- Peak Production: Hens typically reach peak egg production at around 1 year of age, with most breeds laying an egg every 24-26 hours during this period. Egg production can be influenced by factors such as diet, lighting, and overall health.
- Molting: Hens may undergo a natural molt, usually in the fall, which is a process of shedding and regrowing feathers. Egg production may temporarily decline or cease during molting.
- Decline in Production: As hens age, their egg production will gradually decline. By 3 years of age, most hens will lay eggs at a significantly reduced rate compared to their peak production.
Stage 5: Retirement and End of Life
- Retirement: Once a hen’s egg production has substantially decreased, she may be considered “retired” from laying. Retired hens can continue to live as pets or be used for other purposes, such as pest control or fertilizer production.

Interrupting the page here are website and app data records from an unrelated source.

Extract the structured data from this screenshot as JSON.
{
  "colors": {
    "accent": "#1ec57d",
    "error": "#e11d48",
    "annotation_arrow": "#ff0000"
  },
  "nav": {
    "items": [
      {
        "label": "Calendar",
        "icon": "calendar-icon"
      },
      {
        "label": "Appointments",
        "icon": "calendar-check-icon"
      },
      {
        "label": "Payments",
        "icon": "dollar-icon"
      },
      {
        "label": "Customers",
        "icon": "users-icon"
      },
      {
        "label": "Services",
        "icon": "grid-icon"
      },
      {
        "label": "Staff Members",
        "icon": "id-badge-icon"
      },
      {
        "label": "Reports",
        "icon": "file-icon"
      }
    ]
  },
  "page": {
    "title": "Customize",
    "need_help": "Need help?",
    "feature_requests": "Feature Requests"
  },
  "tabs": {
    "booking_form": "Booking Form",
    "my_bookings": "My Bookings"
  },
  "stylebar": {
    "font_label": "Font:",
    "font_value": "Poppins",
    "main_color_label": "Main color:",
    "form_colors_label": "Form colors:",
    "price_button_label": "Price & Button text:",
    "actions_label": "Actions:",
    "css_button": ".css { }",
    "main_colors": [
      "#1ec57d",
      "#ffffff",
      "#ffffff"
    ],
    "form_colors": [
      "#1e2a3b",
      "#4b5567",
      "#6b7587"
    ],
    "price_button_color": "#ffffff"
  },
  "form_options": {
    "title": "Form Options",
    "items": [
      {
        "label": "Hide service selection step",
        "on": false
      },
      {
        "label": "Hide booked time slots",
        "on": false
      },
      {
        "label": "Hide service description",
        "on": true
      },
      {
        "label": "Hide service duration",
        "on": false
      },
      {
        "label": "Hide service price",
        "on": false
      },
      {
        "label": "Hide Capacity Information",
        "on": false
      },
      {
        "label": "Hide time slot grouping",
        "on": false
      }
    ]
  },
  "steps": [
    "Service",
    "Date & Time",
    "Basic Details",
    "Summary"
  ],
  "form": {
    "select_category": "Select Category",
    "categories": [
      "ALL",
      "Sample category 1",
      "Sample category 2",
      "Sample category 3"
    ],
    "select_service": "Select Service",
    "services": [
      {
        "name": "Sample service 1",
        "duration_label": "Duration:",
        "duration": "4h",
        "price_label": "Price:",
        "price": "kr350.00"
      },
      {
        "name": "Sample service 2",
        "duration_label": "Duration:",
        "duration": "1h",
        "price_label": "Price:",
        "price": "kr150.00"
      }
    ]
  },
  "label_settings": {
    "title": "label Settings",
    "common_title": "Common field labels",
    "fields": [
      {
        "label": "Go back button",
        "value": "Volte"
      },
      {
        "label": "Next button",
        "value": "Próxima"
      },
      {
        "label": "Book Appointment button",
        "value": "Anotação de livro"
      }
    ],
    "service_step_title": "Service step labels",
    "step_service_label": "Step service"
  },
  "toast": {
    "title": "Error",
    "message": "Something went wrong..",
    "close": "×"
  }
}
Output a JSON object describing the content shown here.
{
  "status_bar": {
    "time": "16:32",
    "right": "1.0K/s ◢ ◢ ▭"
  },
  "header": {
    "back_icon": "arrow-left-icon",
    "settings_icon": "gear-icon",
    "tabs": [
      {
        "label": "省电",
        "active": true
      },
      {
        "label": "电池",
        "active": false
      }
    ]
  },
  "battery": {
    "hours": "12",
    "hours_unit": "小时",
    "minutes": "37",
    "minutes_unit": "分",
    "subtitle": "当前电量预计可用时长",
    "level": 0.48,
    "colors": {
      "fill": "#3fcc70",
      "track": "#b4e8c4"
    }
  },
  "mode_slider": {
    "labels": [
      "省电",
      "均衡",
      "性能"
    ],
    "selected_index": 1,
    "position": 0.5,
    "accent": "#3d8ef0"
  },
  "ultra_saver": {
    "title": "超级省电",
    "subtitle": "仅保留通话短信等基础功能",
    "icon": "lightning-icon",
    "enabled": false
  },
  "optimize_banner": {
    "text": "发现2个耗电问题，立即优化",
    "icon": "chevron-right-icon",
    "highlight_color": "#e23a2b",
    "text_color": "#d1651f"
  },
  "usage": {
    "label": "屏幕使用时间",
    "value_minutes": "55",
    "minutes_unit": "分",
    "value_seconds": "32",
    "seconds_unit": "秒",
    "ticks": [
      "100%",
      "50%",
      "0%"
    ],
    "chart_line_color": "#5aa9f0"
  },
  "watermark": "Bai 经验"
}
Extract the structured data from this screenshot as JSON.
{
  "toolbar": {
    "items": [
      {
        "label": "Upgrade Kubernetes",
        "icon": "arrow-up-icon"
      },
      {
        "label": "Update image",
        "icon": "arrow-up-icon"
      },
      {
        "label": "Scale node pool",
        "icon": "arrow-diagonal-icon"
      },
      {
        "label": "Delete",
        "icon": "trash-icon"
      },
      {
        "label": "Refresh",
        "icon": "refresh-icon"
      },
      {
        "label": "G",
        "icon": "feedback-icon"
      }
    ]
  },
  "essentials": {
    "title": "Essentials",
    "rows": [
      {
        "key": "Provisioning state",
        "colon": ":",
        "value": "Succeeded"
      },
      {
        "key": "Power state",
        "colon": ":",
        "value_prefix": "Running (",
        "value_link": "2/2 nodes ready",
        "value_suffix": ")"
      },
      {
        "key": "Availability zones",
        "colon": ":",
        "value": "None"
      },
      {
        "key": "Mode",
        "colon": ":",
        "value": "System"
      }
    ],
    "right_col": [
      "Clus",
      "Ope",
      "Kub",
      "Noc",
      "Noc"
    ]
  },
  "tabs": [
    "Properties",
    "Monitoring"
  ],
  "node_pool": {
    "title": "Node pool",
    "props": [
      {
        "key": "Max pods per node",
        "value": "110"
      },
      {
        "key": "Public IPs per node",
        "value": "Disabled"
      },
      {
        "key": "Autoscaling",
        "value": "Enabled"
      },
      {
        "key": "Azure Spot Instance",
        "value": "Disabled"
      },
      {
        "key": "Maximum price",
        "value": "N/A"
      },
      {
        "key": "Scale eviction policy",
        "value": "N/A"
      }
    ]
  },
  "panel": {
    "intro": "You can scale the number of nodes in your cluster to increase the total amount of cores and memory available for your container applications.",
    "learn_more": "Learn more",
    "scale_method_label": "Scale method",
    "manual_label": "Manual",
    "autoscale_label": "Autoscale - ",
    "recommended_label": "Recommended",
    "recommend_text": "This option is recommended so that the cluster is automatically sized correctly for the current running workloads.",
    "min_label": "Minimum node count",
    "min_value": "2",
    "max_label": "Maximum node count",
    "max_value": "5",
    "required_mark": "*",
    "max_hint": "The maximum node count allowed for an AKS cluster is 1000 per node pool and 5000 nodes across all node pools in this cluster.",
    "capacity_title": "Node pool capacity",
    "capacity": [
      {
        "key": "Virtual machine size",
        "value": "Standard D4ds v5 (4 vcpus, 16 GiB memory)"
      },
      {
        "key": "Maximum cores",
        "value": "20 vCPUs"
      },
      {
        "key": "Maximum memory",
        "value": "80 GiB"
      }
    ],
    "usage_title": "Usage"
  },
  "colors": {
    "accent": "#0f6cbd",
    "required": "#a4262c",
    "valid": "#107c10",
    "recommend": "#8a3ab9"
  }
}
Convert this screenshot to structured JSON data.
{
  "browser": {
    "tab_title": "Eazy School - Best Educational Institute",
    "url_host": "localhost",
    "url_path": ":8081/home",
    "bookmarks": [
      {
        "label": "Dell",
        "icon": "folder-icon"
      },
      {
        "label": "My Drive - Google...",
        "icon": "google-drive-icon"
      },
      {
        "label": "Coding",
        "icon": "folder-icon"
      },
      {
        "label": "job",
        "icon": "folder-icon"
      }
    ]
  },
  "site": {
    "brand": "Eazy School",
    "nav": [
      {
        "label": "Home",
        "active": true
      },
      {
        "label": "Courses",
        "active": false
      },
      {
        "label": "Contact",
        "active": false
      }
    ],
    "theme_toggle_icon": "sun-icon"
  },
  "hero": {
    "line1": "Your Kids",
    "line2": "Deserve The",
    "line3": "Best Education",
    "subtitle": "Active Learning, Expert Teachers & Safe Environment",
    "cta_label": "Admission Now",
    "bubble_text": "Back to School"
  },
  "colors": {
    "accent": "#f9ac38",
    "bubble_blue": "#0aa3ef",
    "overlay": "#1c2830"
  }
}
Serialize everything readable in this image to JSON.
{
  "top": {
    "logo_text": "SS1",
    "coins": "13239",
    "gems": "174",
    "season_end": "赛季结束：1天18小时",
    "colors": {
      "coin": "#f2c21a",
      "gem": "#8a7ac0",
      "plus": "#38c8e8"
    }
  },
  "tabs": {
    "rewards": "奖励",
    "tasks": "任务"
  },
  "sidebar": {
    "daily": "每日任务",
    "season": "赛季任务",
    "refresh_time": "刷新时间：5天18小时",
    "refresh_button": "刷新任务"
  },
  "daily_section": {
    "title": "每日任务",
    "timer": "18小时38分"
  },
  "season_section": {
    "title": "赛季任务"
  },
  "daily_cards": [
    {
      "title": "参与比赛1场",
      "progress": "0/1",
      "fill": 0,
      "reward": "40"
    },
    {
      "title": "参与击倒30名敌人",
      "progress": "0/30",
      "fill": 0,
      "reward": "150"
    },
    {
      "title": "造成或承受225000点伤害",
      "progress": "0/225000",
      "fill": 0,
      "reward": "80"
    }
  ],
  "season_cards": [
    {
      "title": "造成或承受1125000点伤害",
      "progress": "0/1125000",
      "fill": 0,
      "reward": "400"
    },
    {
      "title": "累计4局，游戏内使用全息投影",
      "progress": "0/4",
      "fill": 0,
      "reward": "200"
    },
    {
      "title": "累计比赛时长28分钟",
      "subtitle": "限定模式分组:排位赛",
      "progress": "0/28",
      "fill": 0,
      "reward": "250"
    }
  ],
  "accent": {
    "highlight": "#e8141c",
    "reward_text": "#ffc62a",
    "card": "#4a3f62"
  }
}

- End of Life: The lifespan of a laying hen varies depending on the breed and individual health factors. On average, laying hens live for 5-8 years, although some may live longer with proper care.
Understanding the lifecycle of a laying hen is crucial for managing your flock effectively, providing appropriate care, and maximizing egg production. By being knowledgeable about each stage of a hen’s life and the associated milestones, you can better meet their needs and support their overall well-being. A well-cared-for flock will not only ensure the long-term success of your small-scale poultry farming operation but also contribute to the satisfaction and enjoyment of raising healthy, productive laying hens.
Frequently Asked Questions about Raising Chickens for Eggs
Q: What are the best chicken breeds for egg production?
A: Popular breeds for egg production include the White Leghorn, Rhode Island Red, Sussex, and Plymouth Rock. These breeds are known for their high egg production, hardiness, and adaptability to various climates and environments.
Q: How many eggs can I expect from a laying hen?
A: A healthy laying hen can lay an egg every 24-26 hours during peak production, which usually occurs around 1 year of age. The number of eggs produced depends on factors such as breed, diet, lighting, and overall health.
Q: What should I feed my laying hens to support optimal egg production?
A: Provide your laying hens with a balanced layer feed that contains 16-18% protein, 3.5-4.5% calcium, and essential vitamins and minerals. Supplement their diet with crushed oyster shells for additional calcium and offer grit to aid in digestion.
Q: How can I maintain a clean and healthy environment for my chickens?
A: Regularly remove droppings, replace bedding, and sanitize feeders and waterers to prevent the growth of harmful bacteria and fungi. Provide adequate ventilation and maintain a dry environment to minimize the risk of respiratory issues and disease.
Q: How can I ensure the health of my flock?
A: Implement biosecurity measures, vaccinate against common diseases, monitor your flock for signs of illness or injury, and consult with a veterinarian when needed. Provide a well-balanced diet and clean environment to support overall health.
Q: When should I introduce a layer feed to my chickens?
A: Transition your chickens to a layer feed when they reach sexual maturity, typically between 20-24 weeks of age. Layer feed contains the necessary nutrients, such as calcium and protein, to support egg production.
Q: What is the average lifespan of a laying hen?
A: The average lifespan of a laying hen is 5-8 years, depending on factors such as breed, individual health, and the quality of care provided. Hens typically reach peak egg production around 1 year of age, with a gradual decline in production thereafter.
Q: What is the purpose of providing grit to my chickens?
A: Chickens require grit to help break down food in their gizzard, which is an essential part of their digestive process. Offer insoluble grit, such as crushed granite, in a separate dish for your chickens to access as needed.
Raising chickens for eggs on a small scale can be a rewarding and sustainable endeavor. By choosing the right breeds, providing a well-designed coop, offering proper nutrition, and maintaining flock health, you can ensure a successful and productive egg-laying operation.